In the evening, Top Table’s Aromkwan gave spectators a taste of their theatrics, laying out some smoked pork knuckle biryani, barbeque fish, Asian slaw, and signature sambal on top of some piping hot rice.
“Aromkwan is all about fun. We have a party kind of vibe so we want to bring the same concept here,” Chef Vishnu “Bank” Prempuk told with BK.
Then for the highlight everyone was waiting for: the chili eating competition, a painful contest bordering on bloodsport. This year eight contestants joined for 11 rounds of chili and hot sauce, steadily climbing up the Scoville scale.
Each person received one chili or, in the case of smaller chilis, measured in grams, and various hot sauces were given in shots. Unlike last year, contestants were not given water or milk to help with the pain—and it really cleared out the competition. 
The competition started off slow and simple with jalapenos. All of the contestants are given 30 seconds to pop the pepper in and chew it up. Some struggled to get it down in time but all moved onto the next round. But the chilis got hotter and the field thinned. Servings like the Thai prik kaleang peppers with 50k Scoville units got some contestants watery-eyed, sweating, and gagging.
Midway through, Adisak, donning a Hawaiian shirt and a smile, seemed unfazed and barely breaking a sweat compared to his struggling peers—an early frontrunner. When it came to the final Carolina reaper round (2.2 million Scoville units), five brave contestants were still holding their ground. So it was time for a tie-breaker. 
Photo: From left to right, Adisak, Vorachai, Panphan.
The Bhut Jolokia, nicknamed ghost pepper, goes from 855,000 to more than a million Scoville units. One by one, the remaining competitors noshed down the tiny devils as, and winners were determined by who could eat the most in 30 seconds. 

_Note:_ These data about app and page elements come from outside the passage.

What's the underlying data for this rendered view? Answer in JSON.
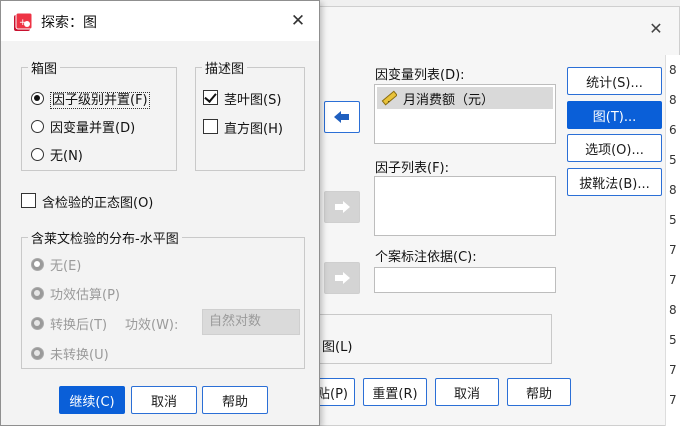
{
  "background_dialog": {
    "dependent_list_label": "因变量列表(D):",
    "dependent_items": [
      "月消费额（元）"
    ],
    "factor_list_label": "因子列表(F):",
    "case_label_label": "个案标注依据(C):",
    "bottom_area_label": "图(L)",
    "side_buttons": {
      "statistics": "统计(S)...",
      "plots": "图(T)...",
      "options": "选项(O)...",
      "bootstrap": "拔靴法(B)..."
    },
    "bottom_buttons": {
      "paste": "贴(P)",
      "reset": "重置(R)",
      "cancel": "取消",
      "help": "帮助"
    },
    "right_strip": [
      "8",
      "8",
      "6",
      "5",
      "8",
      "5",
      "7",
      "7",
      "8",
      "5",
      "7",
      "7"
    ]
  },
  "dialog": {
    "title": "探索：图",
    "boxplots": {
      "title": "箱图",
      "options": [
        "因子级别并置(F)",
        "因变量并置(D)",
        "无(N)"
      ],
      "selected": 0
    },
    "descriptive": {
      "title": "描述图",
      "stem_leaf": "茎叶图(S)",
      "stem_leaf_checked": true,
      "histogram": "直方图(H)",
      "histogram_checked": false
    },
    "normality": {
      "label": "含检验的正态图(O)",
      "checked": false
    },
    "levene": {
      "title": "含莱文检验的分布-水平图",
      "options": [
        "无(E)",
        "功效估算(P)",
        "转换后(T)",
        "未转换(U)"
      ],
      "selected": 0,
      "power_label": "功效(W):",
      "power_value": "自然对数"
    },
    "buttons": {
      "continue": "继续(C)",
      "cancel": "取消",
      "help": "帮助"
    }
  },
  "colors": {
    "accent": "#0a5fd8",
    "button_border": "#2b6fd6"
  }
}
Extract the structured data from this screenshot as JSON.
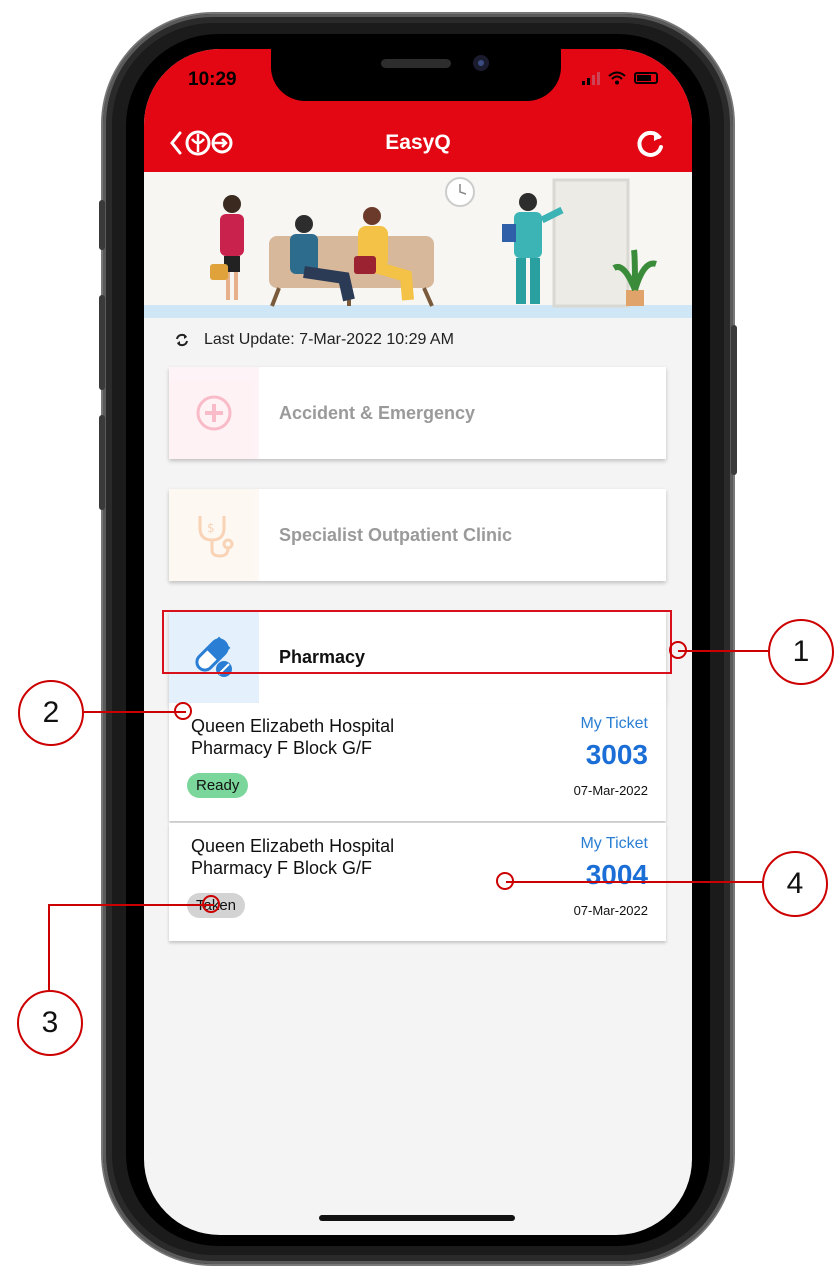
{
  "status_bar": {
    "time": "10:29"
  },
  "app_bar": {
    "title": "EasyQ"
  },
  "last_update": {
    "text": "Last Update: 7-Mar-2022 10:29 AM"
  },
  "services": [
    {
      "label": "Accident & Emergency",
      "icon": "plus-circle-icon",
      "color": "#fde4ea",
      "state": "disabled"
    },
    {
      "label": "Specialist Outpatient Clinic",
      "icon": "stethoscope-icon",
      "color": "#fdf1e6",
      "state": "disabled"
    },
    {
      "label": "Pharmacy",
      "icon": "pill-icon",
      "color": "#e4f0fc",
      "state": "active"
    }
  ],
  "tickets": [
    {
      "hospital": "Queen Elizabeth Hospital",
      "location": "Pharmacy F Block G/F",
      "status": "Ready",
      "status_color": "#7ad69a",
      "ticket_label": "My Ticket",
      "ticket_number": "3003",
      "date": "07-Mar-2022"
    },
    {
      "hospital": "Queen Elizabeth Hospital",
      "location": "Pharmacy F Block G/F",
      "status": "Taken",
      "status_color": "#d3d3d3",
      "ticket_label": "My Ticket",
      "ticket_number": "3004",
      "date": "07-Mar-2022"
    }
  ],
  "annotations": [
    "1",
    "2",
    "3",
    "4"
  ],
  "colors": {
    "brand": "#e30613",
    "ticket_blue": "#1a6ed6"
  }
}
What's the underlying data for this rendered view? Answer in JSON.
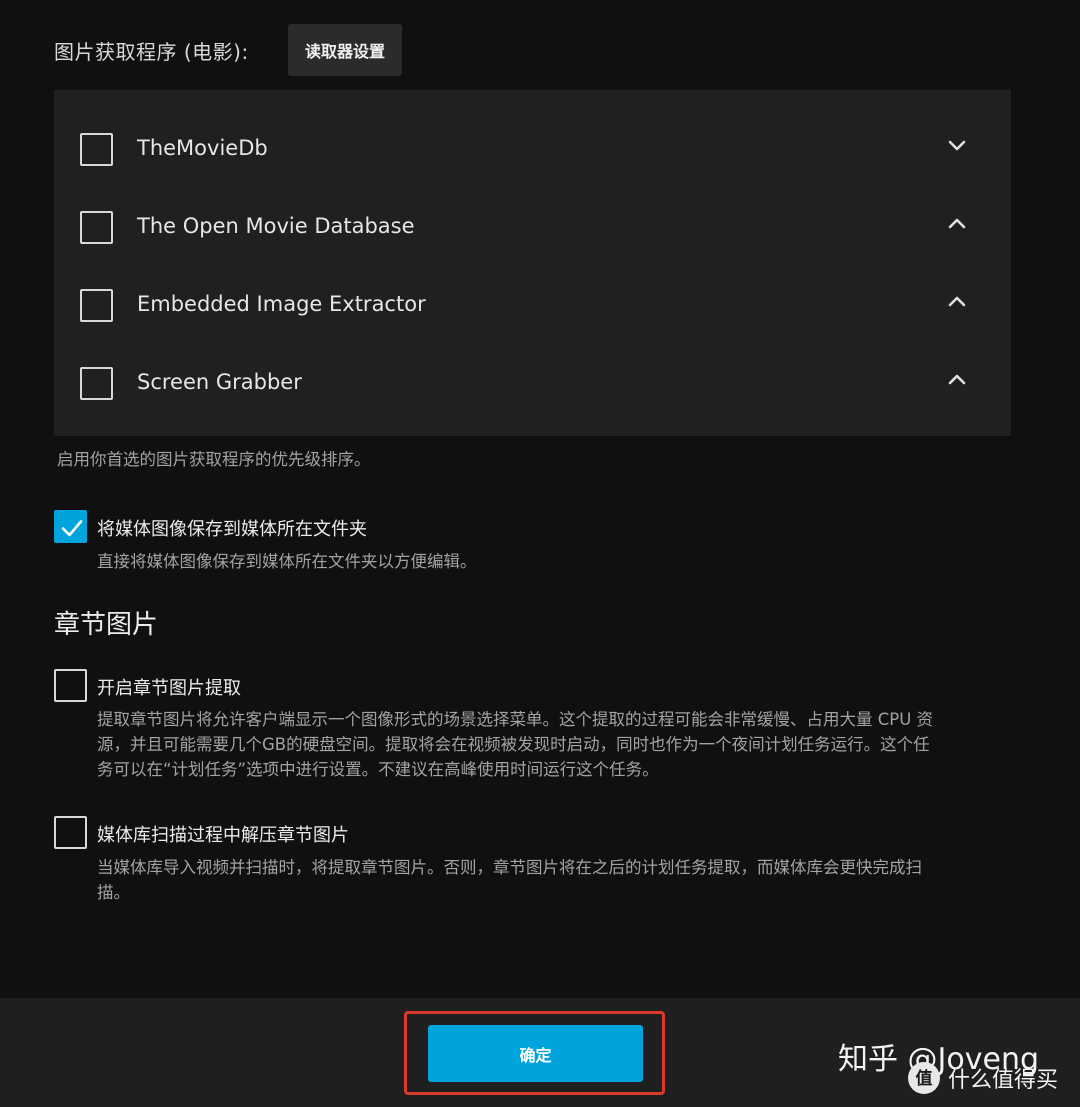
{
  "image_fetchers": {
    "label": "图片获取程序 (电影):",
    "settings_button": "读取器设置",
    "items": [
      {
        "name": "TheMovieDb",
        "checked": false,
        "chevron": "chevron-down-icon"
      },
      {
        "name": "The Open Movie Database",
        "checked": false,
        "chevron": "chevron-up-icon"
      },
      {
        "name": "Embedded Image Extractor",
        "checked": false,
        "chevron": "chevron-up-icon"
      },
      {
        "name": "Screen Grabber",
        "checked": false,
        "chevron": "chevron-up-icon"
      }
    ],
    "help": "启用你首选的图片获取程序的优先级排序。"
  },
  "save_local": {
    "label": "将媒体图像保存到媒体所在文件夹",
    "checked": true,
    "description": "直接将媒体图像保存到媒体所在文件夹以方便编辑。"
  },
  "chapter_section": {
    "title": "章节图片",
    "extract": {
      "label": "开启章节图片提取",
      "checked": false,
      "description_lines": [
        "提取章节图片将允许客户端显示一个图像形式的场景选择菜单。这个提取的过程可能会非常缓慢、占用大量 CPU 资",
        "源，并且可能需要几个GB的硬盘空间。提取将会在视频被发现时启动，同时也作为一个夜间计划任务运行。这个任",
        "务可以在“计划任务”选项中进行设置。不建议在高峰使用时间运行这个任务。"
      ]
    },
    "scan": {
      "label": "媒体库扫描过程中解压章节图片",
      "checked": false,
      "description_lines": [
        "当媒体库导入视频并扫描时，将提取章节图片。否则，章节图片将在之后的计划任务提取，而媒体库会更快完成扫",
        "描。"
      ]
    }
  },
  "footer": {
    "ok_button": "确定"
  },
  "watermark": {
    "text": "知乎 @Joveng",
    "sub": "什么值得买",
    "logo_char": "值"
  },
  "colors": {
    "accent": "#00a4dc",
    "highlight_border": "#d93a2b",
    "background": "#101010",
    "panel": "#202020"
  }
}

Adisak finished first, setting the bar high at a whopping 11 chilis. The round knocked out two other competitors, leaving competitors Vorachai and Panphan to topple Adisak’s lead. 
Vorachai gave off a quiet determination, even though his face showed more pain than Adisak. He popped the chilis like gumdrops, slowing toward the end. He ate so quickly, in fact, that the crowd had to wait for the MC, Shane Jameson, to tally the peppers, and for a moment, it looked like Vorachai was about to hurl the fiery peppers on the floor. But he didn’t. 
Vorachai won by three chilis, scoffing more than 30 chilis that evening, including the final 14 that toppled Adisak from the leaderboard. There was just one man left to beat, Panphan, who, after a few seconds of the countdown, realized he had hit the wall. 
Vorachai was the last man standing and took home the grand prize of B10,000. Runner up Adisak received a B7,000 dining voucher and third place Panpahn also pocketed a dining voucher of B4,000.
After the competition, the MCs passed out chilis to the crowd to see if they could handle their heat—to varying levels of success. 
As the chili-eaters retired for what BK can only imagine would be an entire day on the toilet, the sun finally went down on Chilli Fest 2024. But, the fun didn’t end, and the area stayed packed well after sundown for Madame Rouge dances and more entertainment and live music. 
With such a successful event, readers can rest assured that Chilli Fest will return for a 2025 iteration. So, start training your stomach. 
Photo: K Vorachai